(NewsUSA) - Migraines -- those chronic, severe headaches that cause intense, crippling pain that is often accompanied by nausea, and sensitivity to light and sound -- have triggers, or a variety of factors and events that make them more likely to occur.

Not every migraine sufferer has the same triggers, and the same migraine sufferer might not react to her triggers the same way every time. Sometimes, it's not a single trigger, but a series of triggers that cause the migraine. For example, a woman might not get a migraine from skipping a meal, but might get a migraine from skipping a meal on a day in which she's had inadequate sleep or too much caffeine.

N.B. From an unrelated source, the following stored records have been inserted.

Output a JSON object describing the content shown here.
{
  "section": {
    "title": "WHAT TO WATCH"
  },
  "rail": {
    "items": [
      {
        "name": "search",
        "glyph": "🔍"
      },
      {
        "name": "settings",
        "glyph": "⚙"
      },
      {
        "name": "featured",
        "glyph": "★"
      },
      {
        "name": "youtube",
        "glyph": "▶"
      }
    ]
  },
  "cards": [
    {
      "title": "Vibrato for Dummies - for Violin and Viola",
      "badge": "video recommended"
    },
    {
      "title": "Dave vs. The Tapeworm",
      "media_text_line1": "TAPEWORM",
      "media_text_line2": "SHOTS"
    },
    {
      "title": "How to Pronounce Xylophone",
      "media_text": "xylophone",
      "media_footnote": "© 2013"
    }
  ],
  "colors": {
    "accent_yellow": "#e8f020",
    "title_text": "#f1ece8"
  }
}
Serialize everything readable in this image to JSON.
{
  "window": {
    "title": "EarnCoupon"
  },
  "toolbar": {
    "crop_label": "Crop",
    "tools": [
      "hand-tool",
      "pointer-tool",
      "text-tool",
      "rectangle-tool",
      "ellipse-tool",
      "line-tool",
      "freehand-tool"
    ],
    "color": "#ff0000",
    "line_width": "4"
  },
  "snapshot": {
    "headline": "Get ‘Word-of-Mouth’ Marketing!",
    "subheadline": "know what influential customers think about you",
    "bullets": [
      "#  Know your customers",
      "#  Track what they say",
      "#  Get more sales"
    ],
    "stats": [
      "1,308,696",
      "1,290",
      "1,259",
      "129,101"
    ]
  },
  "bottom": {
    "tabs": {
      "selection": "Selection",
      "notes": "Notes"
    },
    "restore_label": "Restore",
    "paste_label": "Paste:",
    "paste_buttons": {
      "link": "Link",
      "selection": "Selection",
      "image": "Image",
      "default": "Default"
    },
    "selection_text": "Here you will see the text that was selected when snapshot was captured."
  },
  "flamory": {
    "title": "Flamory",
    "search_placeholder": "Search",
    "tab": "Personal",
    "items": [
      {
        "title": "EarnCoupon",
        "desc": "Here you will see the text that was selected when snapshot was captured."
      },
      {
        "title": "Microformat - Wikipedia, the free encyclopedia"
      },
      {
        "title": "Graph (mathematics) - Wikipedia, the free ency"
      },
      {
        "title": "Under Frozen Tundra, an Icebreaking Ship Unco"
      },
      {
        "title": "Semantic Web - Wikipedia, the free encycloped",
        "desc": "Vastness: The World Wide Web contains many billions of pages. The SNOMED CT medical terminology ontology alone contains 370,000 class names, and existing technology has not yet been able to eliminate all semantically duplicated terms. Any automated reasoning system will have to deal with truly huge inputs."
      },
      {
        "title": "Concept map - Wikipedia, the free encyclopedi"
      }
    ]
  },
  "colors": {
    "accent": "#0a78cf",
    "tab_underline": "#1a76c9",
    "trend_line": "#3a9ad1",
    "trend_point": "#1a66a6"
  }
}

Women are three times as likely to have migraines as men, and their triggers may be slightly different. According to the National Institutes of Health and the U.S. National Library of Medicine, many women with migraines experience the following triggers:

* Too much or too little sleep

* Skipped meals

* Hormone changes during the menstrual cycle

* Stress

* Weather changes

* Alcohol (often red wine)

* Caffeine

* Foods that contain nitrates, MSG, tyramine or aspartame

* Bright lights

* Strong odors

The good news? Identifying migraine triggers can help women avoid migraines. Women experiencing migraines should start keeping a migraine diary. Every time they have a headache, they can write down where they were and what they doing, what they ate 24 hours before the attack, and what day of their period they were on when the headache started. This can help them identify patterns. For example, if a woman gets migraines whenever she has a hot dog with Diet Coke, she might be sensitive to nitrates, aspartame and caffeine.

Of course, women can't always avoid migraine triggers like weather changes or too little sleep, so it's a good idea to keep a migraine treatment on hand. One all-natural migraine remedy, Lipigesic M, uses feverfew and ginger to reduce the inflammation that causes migraine headaches.